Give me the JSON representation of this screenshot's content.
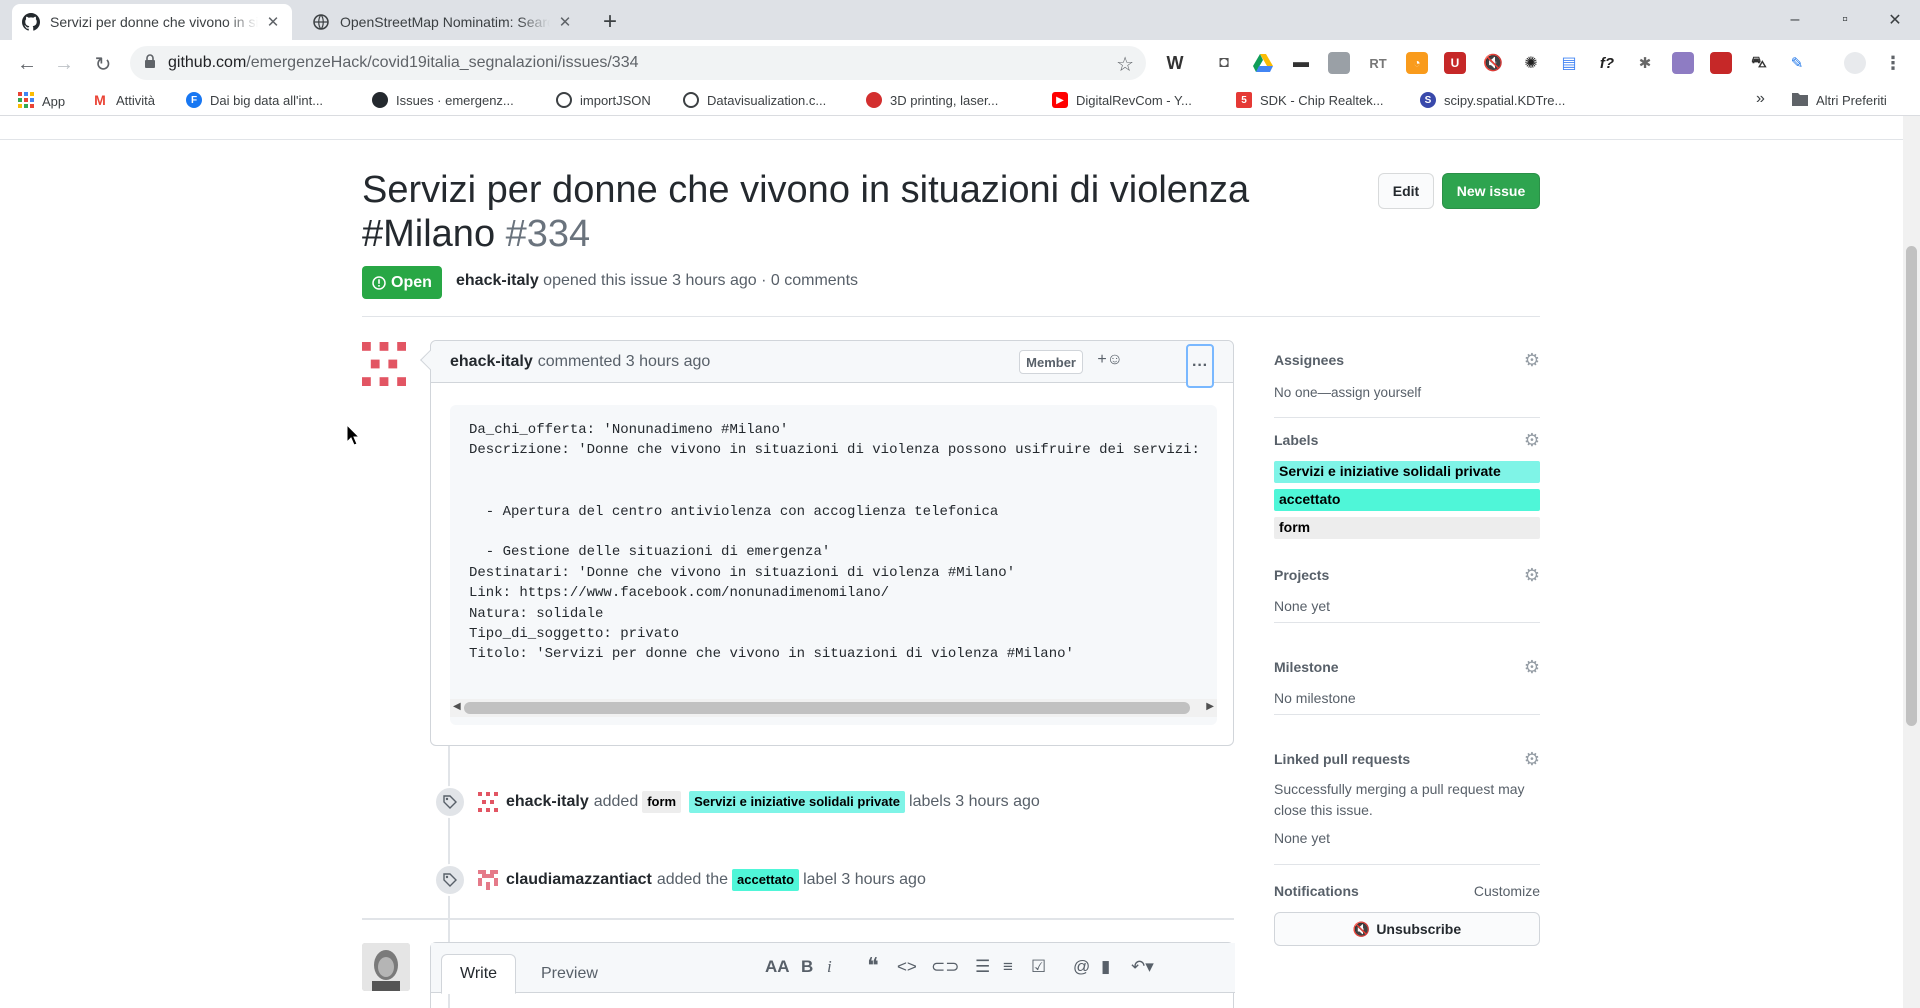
{
  "browser": {
    "tabs": [
      {
        "title": "Servizi per donne che vivono in situazioni"
      },
      {
        "title": "OpenStreetMap Nominatim: Search"
      }
    ],
    "url_host": "github.com",
    "url_path": "/emergenzeHack/covid19italia_segnalazioni/issues/334",
    "bookmarks": [
      {
        "label": "App"
      },
      {
        "label": "Attività"
      },
      {
        "label": "Dai big data all'int..."
      },
      {
        "label": "Issues · emergenz..."
      },
      {
        "label": "importJSON"
      },
      {
        "label": "Datavisualization.c..."
      },
      {
        "label": "3D printing, laser..."
      },
      {
        "label": "DigitalRevCom - Y..."
      },
      {
        "label": "SDK - Chip Realtek..."
      },
      {
        "label": "scipy.spatial.KDTre..."
      }
    ],
    "bookmarks_more": "»",
    "other_bookmarks": "Altri Preferiti"
  },
  "issue": {
    "title": "Servizi per donne che vivono in situazioni di violenza #Milano",
    "number": "#334",
    "edit_label": "Edit",
    "new_issue_label": "New issue",
    "state": "Open",
    "author": "ehack-italy",
    "meta_text": "opened this issue 3 hours ago · 0 comments"
  },
  "comment": {
    "author": "ehack-italy",
    "time": "commented 3 hours ago",
    "role_badge": "Member",
    "react": "+☺",
    "more": "···",
    "code": "Da_chi_offerta: 'Nonunadimeno #Milano'\nDescrizione: 'Donne che vivono in situazioni di violenza possono usifruire dei servizi:\n\n\n  - Apertura del centro antiviolenza con accoglienza telefonica\n\n  - Gestione delle situazioni di emergenza'\nDestinatari: 'Donne che vivono in situazioni di violenza #Milano'\nLink: https://www.facebook.com/nonunadimenomilano/\nNatura: solidale\nTipo_di_soggetto: privato\nTitolo: 'Servizi per donne che vivono in situazioni di violenza #Milano'"
  },
  "events": [
    {
      "actor": "ehack-italy",
      "verb": "added",
      "labels": [
        "form",
        "Servizi e iniziative solidali private"
      ],
      "suffix": "labels 3 hours ago"
    },
    {
      "actor": "claudiamazzantiact",
      "verb": "added the",
      "labels": [
        "accettato"
      ],
      "suffix": "label 3 hours ago"
    }
  ],
  "editor": {
    "write_tab": "Write",
    "preview_tab": "Preview"
  },
  "sidebar": {
    "assignees": {
      "title": "Assignees",
      "value": "No one—assign yourself"
    },
    "labels": {
      "title": "Labels",
      "items": [
        {
          "name": "Servizi e iniziative solidali private",
          "color": "#7ff4e7"
        },
        {
          "name": "accettato",
          "color": "#4ff6d8"
        },
        {
          "name": "form",
          "color": "#ededed"
        }
      ]
    },
    "projects": {
      "title": "Projects",
      "value": "None yet"
    },
    "milestone": {
      "title": "Milestone",
      "value": "No milestone"
    },
    "linked": {
      "title": "Linked pull requests",
      "value": "Successfully merging a pull request may close this issue.",
      "value2": "None yet"
    },
    "notifications": {
      "title": "Notifications",
      "customize": "Customize",
      "unsubscribe": "Unsubscribe"
    }
  },
  "colors": {
    "open_green": "#28a745",
    "new_issue_green": "#2ea44f"
  }
}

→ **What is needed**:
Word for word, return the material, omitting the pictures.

→ **Answer area**:
Give me the JSON representation of this screenshot's content.
{
  "browser": {
    "tabs": [
      {
        "title": "Servizi per donne che vivono in situazioni"
      },
      {
        "title": "OpenStreetMap Nominatim: Search"
      }
    ],
    "url_host": "github.com",
    "url_path": "/emergenzeHack/covid19italia_segnalazioni/issues/334",
    "bookmarks": [
      {
        "label": "App"
      },
      {
        "label": "Attività"
      },
      {
        "label": "Dai big data all'int..."
      },
      {
        "label": "Issues · emergenz..."
      },
      {
        "label": "importJSON"
      },
      {
        "label": "Datavisualization.c..."
      },
      {
        "label": "3D printing, laser..."
      },
      {
        "label": "DigitalRevCom - Y..."
      },
      {
        "label": "SDK - Chip Realtek..."
      },
      {
        "label": "scipy.spatial.KDTre..."
      }
    ],
    "bookmarks_more": "»",
    "other_bookmarks": "Altri Preferiti"
  },
  "issue": {
    "title": "Servizi per donne che vivono in situazioni di violenza #Milano",
    "number": "#334",
    "edit_label": "Edit",
    "new_issue_label": "New issue",
    "state": "Open",
    "author": "ehack-italy",
    "meta_text": "opened this issue 3 hours ago · 0 comments"
  },
  "comment": {
    "author": "ehack-italy",
    "time": "commented 3 hours ago",
    "role_badge": "Member",
    "react": "+☺",
    "more": "···",
    "code": "Da_chi_offerta: 'Nonunadimeno #Milano'\nDescrizione: 'Donne che vivono in situazioni di violenza possono usifruire dei servizi:\n\n\n  - Apertura del centro antiviolenza con accoglienza telefonica\n\n  - Gestione delle situazioni di emergenza'\nDestinatari: 'Donne che vivono in situazioni di violenza #Milano'\nLink: https://www.facebook.com/nonunadimenomilano/\nNatura: solidale\nTipo_di_soggetto: privato\nTitolo: 'Servizi per donne che vivono in situazioni di violenza #Milano'"
  },
  "events": [
    {
      "actor": "ehack-italy",
      "verb": "added",
      "labels": [
        "form",
        "Servizi e iniziative solidali private"
      ],
      "suffix": "labels 3 hours ago"
    },
    {
      "actor": "claudiamazzantiact",
      "verb": "added the",
      "labels": [
        "accettato"
      ],
      "suffix": "label 3 hours ago"
    }
  ],
  "editor": {
    "write_tab": "Write",
    "preview_tab": "Preview"
  },
  "sidebar": {
    "assignees": {
      "title": "Assignees",
      "value": "No one—assign yourself"
    },
    "labels": {
      "title": "Labels",
      "items": [
        {
          "name": "Servizi e iniziative solidali private",
          "color": "#7ff4e7"
        },
        {
          "name": "accettato",
          "color": "#4ff6d8"
        },
        {
          "name": "form",
          "color": "#ededed"
        }
      ]
    },
    "projects": {
      "title": "Projects",
      "value": "None yet"
    },
    "milestone": {
      "title": "Milestone",
      "value": "No milestone"
    },
    "linked": {
      "title": "Linked pull requests",
      "value": "Successfully merging a pull request may close this issue.",
      "value2": "None yet"
    },
    "notifications": {
      "title": "Notifications",
      "customize": "Customize",
      "unsubscribe": "Unsubscribe"
    }
  },
  "colors": {
    "open_green": "#28a745",
    "new_issue_green": "#2ea44f"
  }
}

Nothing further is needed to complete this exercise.